A former Siemens contractor has pled guilty last week to planting logic bombs inside spreadsheets he created for the company.
For his crimes, David Tinley, 62, from a city near Pittsburgh, now faces up to 10 years in prison, a fine of $250,000, or both.
Logic bombs went undetected for two years
According to court documents, Tinley provided software services for Siemens' Monroeville, PA offices for nearly ten years.
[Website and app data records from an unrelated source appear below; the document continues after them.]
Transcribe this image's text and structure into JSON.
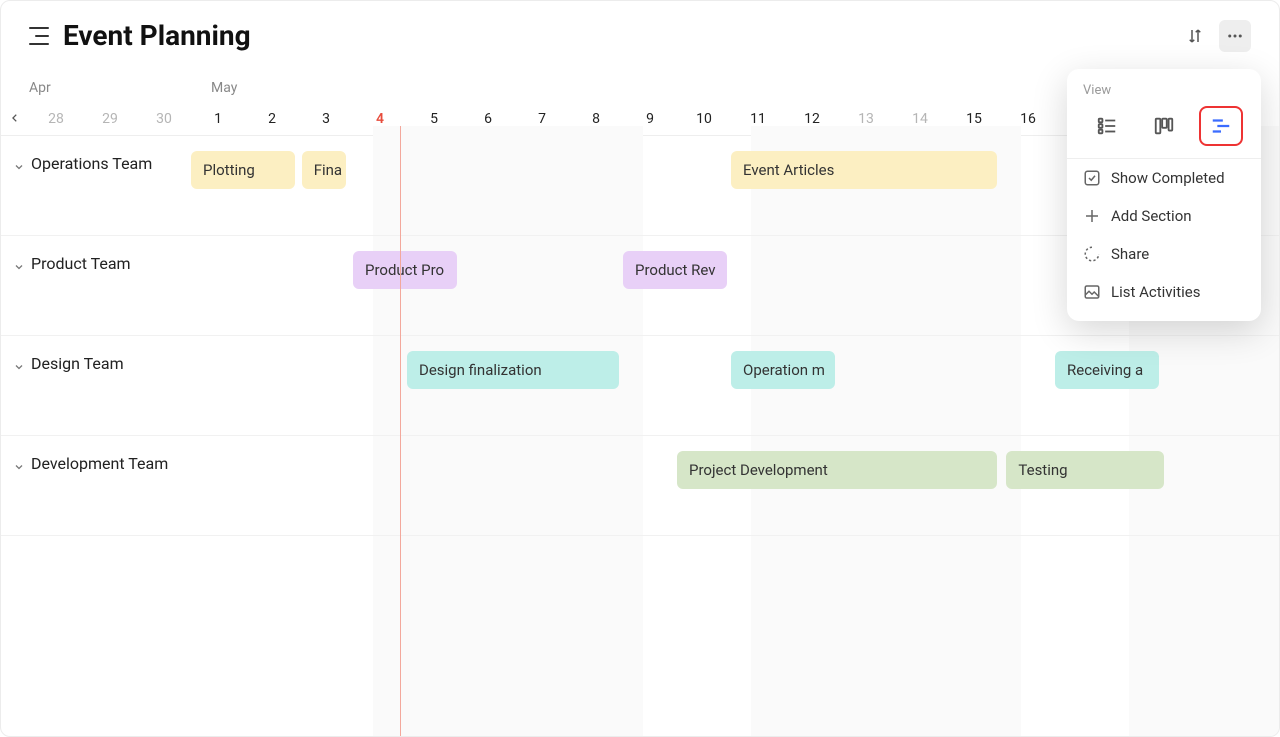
{
  "header": {
    "title": "Event Planning"
  },
  "months": {
    "apr": "Apr",
    "may": "May"
  },
  "days": [
    {
      "n": "28",
      "faded": true
    },
    {
      "n": "29",
      "faded": true
    },
    {
      "n": "30",
      "faded": true
    },
    {
      "n": "1"
    },
    {
      "n": "2"
    },
    {
      "n": "3"
    },
    {
      "n": "4",
      "today": true
    },
    {
      "n": "5"
    },
    {
      "n": "6"
    },
    {
      "n": "7"
    },
    {
      "n": "8"
    },
    {
      "n": "9"
    },
    {
      "n": "10"
    },
    {
      "n": "11"
    },
    {
      "n": "12"
    },
    {
      "n": "13",
      "faded": true
    },
    {
      "n": "14",
      "faded": true
    },
    {
      "n": "15"
    },
    {
      "n": "16"
    }
  ],
  "sections": [
    {
      "name": "Operations Team",
      "tasks": [
        {
          "label": "Plotting",
          "color": "c-yellow",
          "start": 3,
          "span": 2
        },
        {
          "label": "Fina",
          "color": "c-yellow",
          "start": 5.05,
          "span": 0.9
        },
        {
          "label": "Event Articles",
          "color": "c-yellow",
          "start": 13,
          "span": 5
        }
      ]
    },
    {
      "name": "Product Team",
      "tasks": [
        {
          "label": "Product Pro",
          "color": "c-purple",
          "start": 6,
          "span": 2
        },
        {
          "label": "Product Rev",
          "color": "c-purple",
          "start": 11,
          "span": 2
        }
      ]
    },
    {
      "name": "Design Team",
      "tasks": [
        {
          "label": "Design finalization",
          "color": "c-teal",
          "start": 7,
          "span": 4
        },
        {
          "label": "Operation m",
          "color": "c-teal",
          "start": 13,
          "span": 2
        },
        {
          "label": "Receiving a",
          "color": "c-teal",
          "start": 19,
          "span": 2
        }
      ]
    },
    {
      "name": "Development Team",
      "tasks": [
        {
          "label": "Project Development",
          "color": "c-green",
          "start": 12,
          "span": 6
        },
        {
          "label": "Testing",
          "color": "c-green",
          "start": 18.1,
          "span": 3
        }
      ]
    }
  ],
  "dropdown": {
    "title": "View",
    "items": {
      "show_completed": "Show Completed",
      "add_section": "Add Section",
      "share": "Share",
      "list_activities": "List Activities"
    }
  }
}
Among the work he was asked to perform was the creation of spreadsheets that the company was using to manage equipment orders.
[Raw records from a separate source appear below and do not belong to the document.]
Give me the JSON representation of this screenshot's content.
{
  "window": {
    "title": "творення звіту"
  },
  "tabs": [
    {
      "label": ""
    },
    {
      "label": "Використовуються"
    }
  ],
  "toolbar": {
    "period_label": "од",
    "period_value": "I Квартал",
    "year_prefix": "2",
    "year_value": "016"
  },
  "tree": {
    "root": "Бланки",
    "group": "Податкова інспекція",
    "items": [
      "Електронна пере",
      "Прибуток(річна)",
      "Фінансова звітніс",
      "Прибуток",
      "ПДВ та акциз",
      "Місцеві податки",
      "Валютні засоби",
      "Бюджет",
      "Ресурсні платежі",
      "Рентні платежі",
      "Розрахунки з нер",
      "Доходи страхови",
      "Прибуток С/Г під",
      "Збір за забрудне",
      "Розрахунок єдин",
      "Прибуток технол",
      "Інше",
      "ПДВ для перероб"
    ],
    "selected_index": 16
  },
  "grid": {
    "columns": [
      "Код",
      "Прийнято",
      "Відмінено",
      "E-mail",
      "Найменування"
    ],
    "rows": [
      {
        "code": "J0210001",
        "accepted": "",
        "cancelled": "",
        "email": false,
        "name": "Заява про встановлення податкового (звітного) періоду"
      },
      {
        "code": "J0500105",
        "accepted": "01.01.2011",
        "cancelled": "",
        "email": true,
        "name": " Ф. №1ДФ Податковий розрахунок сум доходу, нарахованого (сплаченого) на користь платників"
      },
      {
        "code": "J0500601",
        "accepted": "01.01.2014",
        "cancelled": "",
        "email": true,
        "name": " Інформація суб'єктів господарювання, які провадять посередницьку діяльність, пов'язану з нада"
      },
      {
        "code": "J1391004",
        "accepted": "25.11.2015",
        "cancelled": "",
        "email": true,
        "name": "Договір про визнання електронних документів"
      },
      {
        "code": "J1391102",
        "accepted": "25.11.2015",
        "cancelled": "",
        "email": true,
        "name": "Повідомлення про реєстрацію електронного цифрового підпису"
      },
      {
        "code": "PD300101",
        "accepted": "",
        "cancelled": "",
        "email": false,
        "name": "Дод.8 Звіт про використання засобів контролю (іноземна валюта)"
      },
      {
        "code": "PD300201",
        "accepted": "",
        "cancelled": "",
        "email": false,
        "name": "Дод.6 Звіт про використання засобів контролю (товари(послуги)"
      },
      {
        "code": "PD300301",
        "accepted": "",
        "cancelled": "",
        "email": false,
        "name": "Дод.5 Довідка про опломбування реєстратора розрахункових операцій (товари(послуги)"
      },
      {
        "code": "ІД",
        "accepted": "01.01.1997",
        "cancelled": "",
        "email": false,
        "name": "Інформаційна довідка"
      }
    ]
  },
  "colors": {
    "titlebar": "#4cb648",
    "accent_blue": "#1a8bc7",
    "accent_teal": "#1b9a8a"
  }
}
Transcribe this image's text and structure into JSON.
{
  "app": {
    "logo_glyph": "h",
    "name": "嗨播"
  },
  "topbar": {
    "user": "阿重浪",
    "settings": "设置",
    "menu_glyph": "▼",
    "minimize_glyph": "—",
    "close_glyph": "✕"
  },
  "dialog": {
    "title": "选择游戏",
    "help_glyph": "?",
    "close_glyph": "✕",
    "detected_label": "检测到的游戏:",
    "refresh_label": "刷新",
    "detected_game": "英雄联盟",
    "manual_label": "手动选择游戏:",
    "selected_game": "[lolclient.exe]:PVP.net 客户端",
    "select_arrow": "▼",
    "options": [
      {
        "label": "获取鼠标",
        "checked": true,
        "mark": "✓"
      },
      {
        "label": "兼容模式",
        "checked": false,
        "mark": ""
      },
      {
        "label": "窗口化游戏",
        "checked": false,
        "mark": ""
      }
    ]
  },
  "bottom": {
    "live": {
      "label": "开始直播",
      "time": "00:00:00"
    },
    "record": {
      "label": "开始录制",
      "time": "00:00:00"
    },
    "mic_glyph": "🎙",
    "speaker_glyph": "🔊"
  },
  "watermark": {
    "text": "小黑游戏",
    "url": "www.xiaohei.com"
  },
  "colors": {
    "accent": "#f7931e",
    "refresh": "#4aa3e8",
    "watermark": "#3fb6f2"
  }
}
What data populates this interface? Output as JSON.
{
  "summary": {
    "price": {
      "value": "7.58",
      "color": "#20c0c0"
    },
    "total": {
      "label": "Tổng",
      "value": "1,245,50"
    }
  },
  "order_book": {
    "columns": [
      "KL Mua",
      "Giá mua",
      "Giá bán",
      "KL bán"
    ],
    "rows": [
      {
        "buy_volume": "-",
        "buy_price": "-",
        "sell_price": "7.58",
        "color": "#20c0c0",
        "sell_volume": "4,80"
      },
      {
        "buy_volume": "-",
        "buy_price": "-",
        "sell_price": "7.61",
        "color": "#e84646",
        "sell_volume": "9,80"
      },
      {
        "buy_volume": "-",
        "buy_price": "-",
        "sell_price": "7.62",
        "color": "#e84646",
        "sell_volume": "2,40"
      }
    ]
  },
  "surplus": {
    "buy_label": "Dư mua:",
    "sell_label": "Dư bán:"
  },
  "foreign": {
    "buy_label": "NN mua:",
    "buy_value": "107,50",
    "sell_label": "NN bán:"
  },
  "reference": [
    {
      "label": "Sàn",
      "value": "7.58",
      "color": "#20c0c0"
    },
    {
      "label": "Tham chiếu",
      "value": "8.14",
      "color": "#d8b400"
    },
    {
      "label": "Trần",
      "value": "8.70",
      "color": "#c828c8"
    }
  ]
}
The spreadshees included custom scripts that would update the content of the file based on current orders stored in other, remote documents, allowing the company to automate inventory and order management.
But while Tinley's files worked for years, they started malfunctioning around 2014. According to court documents, Tinley planted so-called "logic bombs" that would trigger after a certain date, and crash the files.
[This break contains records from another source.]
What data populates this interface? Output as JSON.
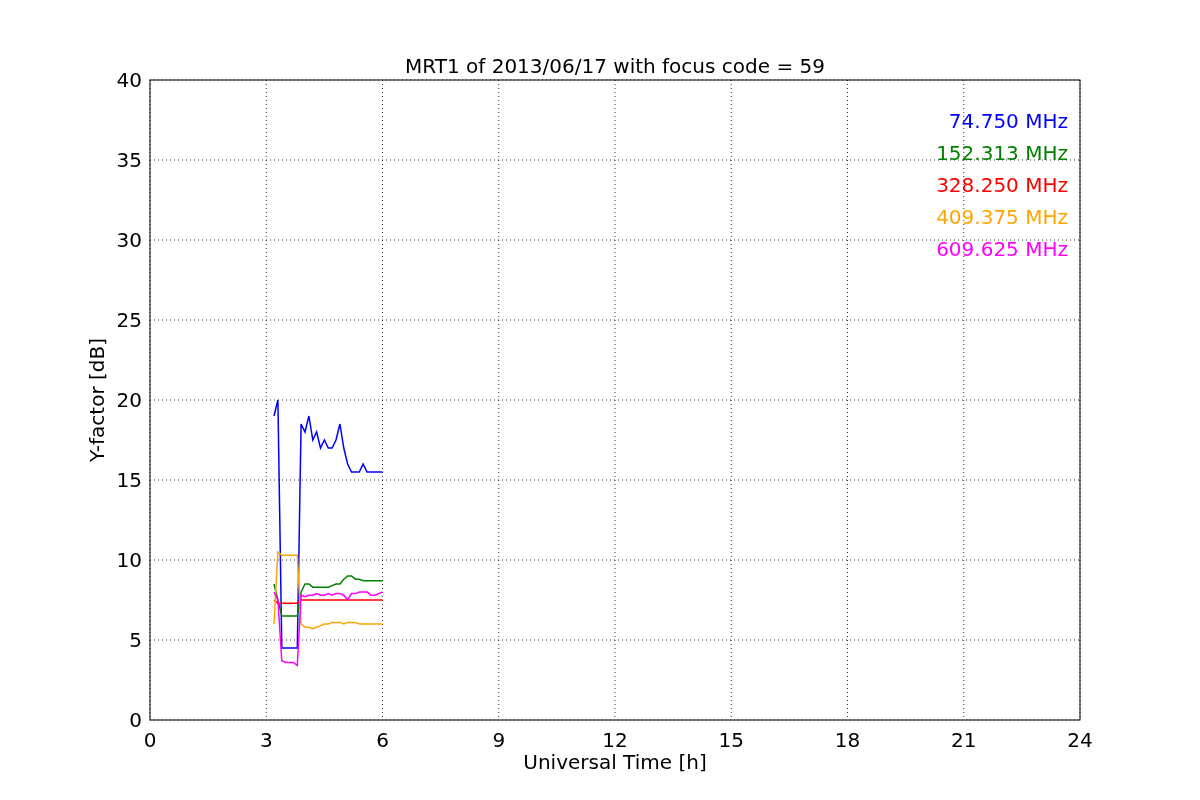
{
  "figure": {
    "chart_data": {
      "type": "line",
      "grid": true,
      "title": "MRT1 of 2013/06/17 with focus code = 59",
      "xlabel": "Universal Time [h]",
      "ylabel": "Y-factor [dB]",
      "xlim": [
        0,
        24
      ],
      "ylim": [
        0,
        40
      ],
      "xticks": [
        0,
        3,
        6,
        9,
        12,
        15,
        18,
        21,
        24
      ],
      "yticks": [
        0,
        5,
        10,
        15,
        20,
        25,
        30,
        35,
        40
      ],
      "x": [
        3.2,
        3.3,
        3.4,
        3.5,
        3.6,
        3.7,
        3.8,
        3.9,
        4.0,
        4.1,
        4.2,
        4.3,
        4.4,
        4.5,
        4.6,
        4.7,
        4.8,
        4.9,
        5.0,
        5.1,
        5.2,
        5.3,
        5.4,
        5.5,
        5.6,
        5.7,
        5.8,
        5.9,
        6.0
      ],
      "series": [
        {
          "name": "74.750 MHz",
          "color": "#0000ff",
          "values": [
            19,
            20,
            4.5,
            4.5,
            4.5,
            4.5,
            4.5,
            18.5,
            18,
            19,
            17.5,
            18,
            17,
            17.5,
            17,
            17,
            17.5,
            18.5,
            17,
            16,
            15.5,
            15.5,
            15.5,
            16,
            15.5,
            15.5,
            15.5,
            15.5,
            15.5
          ]
        },
        {
          "name": "152.313 MHz",
          "color": "#008000",
          "values": [
            8.5,
            7.5,
            6.5,
            6.5,
            6.5,
            6.5,
            6.5,
            8,
            8.5,
            8.5,
            8.3,
            8.3,
            8.3,
            8.3,
            8.3,
            8.4,
            8.5,
            8.5,
            8.8,
            9,
            9,
            8.8,
            8.8,
            8.7,
            8.7,
            8.7,
            8.7,
            8.7,
            8.7
          ]
        },
        {
          "name": "328.250 MHz",
          "color": "#ff0000",
          "values": [
            7.5,
            7.3,
            7.3,
            7.3,
            7.3,
            7.3,
            7.3,
            7.5,
            7.5,
            7.5,
            7.5,
            7.5,
            7.5,
            7.5,
            7.5,
            7.5,
            7.5,
            7.5,
            7.5,
            7.5,
            7.5,
            7.5,
            7.5,
            7.5,
            7.5,
            7.5,
            7.5,
            7.5,
            7.5
          ]
        },
        {
          "name": "409.375 MHz",
          "color": "#ffa500",
          "values": [
            6,
            10.5,
            10.3,
            10.3,
            10.3,
            10.3,
            10.3,
            6,
            5.8,
            5.8,
            5.7,
            5.8,
            5.9,
            6,
            6,
            6.1,
            6.1,
            6.1,
            6,
            6.1,
            6.1,
            6.1,
            6,
            6,
            6,
            6,
            6,
            6,
            6
          ]
        },
        {
          "name": "609.625 MHz",
          "color": "#ff00ff",
          "values": [
            8,
            7.5,
            3.7,
            3.6,
            3.6,
            3.6,
            3.4,
            7.8,
            7.7,
            7.8,
            7.8,
            7.9,
            7.8,
            7.8,
            7.9,
            7.8,
            7.9,
            7.9,
            7.8,
            7.5,
            7.9,
            7.9,
            8,
            8,
            8,
            7.8,
            7.8,
            7.9,
            8
          ]
        }
      ]
    }
  }
}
Every time the scripts would crash, Siemens would call Tinley, who'd fix the files for a fee.
The scheme lasted for two years, until May 2016, when Tinley's trickery was unraveled by Siemens employees. According to a report from Law360, the scheme fell apart when Tinley was out of town, and had to hand over an administrative password for the spreadsheets to Siemens' IT staff, so they could fix the buggy scripts and fill in an urgent order.
Siemens IT employees found the logic bomb, and it all went downhill from there. Tinley was charged this May, and pled guilty last week, on July 19. The contractor's sentencing hearing is scheduled for November 8.
Some prison time expected
Tinley's chances for a no prison sentence are slim. In 2006, a former UBS PaineWebber worker was sentenced to eight years in prison for planting a logic bomb on the company's network and betting its stock would go down.